▸ **WORK TO BE COMPLETED**
Give back nothing but the number of lines in these entries that contain the word "icon".

▸ **EXTRACTED INFORMATION**

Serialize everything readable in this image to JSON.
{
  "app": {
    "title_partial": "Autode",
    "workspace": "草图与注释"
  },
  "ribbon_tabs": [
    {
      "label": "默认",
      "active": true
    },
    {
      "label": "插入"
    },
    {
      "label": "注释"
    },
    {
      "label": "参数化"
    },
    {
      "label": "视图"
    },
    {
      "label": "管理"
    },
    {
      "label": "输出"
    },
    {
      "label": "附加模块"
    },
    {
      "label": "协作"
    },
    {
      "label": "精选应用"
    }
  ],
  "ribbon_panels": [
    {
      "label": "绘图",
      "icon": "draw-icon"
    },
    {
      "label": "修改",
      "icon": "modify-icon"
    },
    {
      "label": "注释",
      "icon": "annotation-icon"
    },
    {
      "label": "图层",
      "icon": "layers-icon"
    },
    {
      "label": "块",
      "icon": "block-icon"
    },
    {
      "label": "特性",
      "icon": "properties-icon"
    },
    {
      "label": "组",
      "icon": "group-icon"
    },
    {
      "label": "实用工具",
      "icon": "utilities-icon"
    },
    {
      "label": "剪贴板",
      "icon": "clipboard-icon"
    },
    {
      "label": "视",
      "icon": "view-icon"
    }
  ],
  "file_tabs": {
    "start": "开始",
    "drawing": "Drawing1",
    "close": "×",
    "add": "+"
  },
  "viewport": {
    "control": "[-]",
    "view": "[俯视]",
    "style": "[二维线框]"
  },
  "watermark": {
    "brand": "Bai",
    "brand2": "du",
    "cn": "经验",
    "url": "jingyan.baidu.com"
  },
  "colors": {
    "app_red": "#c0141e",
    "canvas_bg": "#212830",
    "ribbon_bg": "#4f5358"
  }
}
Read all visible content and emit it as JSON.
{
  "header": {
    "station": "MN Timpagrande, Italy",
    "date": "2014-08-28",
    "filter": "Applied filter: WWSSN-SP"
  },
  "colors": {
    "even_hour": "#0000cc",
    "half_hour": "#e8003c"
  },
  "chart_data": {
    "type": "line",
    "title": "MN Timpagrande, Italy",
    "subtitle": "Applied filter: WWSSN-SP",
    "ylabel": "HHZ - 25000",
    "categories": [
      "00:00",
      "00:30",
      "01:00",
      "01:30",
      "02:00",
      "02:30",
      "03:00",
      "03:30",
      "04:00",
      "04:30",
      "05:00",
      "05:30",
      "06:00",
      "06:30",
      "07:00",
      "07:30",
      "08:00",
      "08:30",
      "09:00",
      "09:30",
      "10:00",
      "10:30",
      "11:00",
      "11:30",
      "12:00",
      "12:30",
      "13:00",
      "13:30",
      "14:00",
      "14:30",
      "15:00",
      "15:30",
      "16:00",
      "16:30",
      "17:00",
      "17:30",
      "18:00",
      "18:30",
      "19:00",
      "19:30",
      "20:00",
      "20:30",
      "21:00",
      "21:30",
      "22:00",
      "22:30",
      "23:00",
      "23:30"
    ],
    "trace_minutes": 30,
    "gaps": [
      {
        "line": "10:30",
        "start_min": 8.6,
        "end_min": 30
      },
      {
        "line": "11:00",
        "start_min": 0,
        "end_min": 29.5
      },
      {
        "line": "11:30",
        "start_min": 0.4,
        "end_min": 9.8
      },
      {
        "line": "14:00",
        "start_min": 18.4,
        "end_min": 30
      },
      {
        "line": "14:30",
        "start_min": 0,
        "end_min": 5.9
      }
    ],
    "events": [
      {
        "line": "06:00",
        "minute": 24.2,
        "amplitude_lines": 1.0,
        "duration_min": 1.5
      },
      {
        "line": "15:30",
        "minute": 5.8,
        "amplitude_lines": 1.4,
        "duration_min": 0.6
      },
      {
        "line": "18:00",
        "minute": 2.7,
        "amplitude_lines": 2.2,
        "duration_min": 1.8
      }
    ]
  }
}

▸ **TASK ANSWER**
10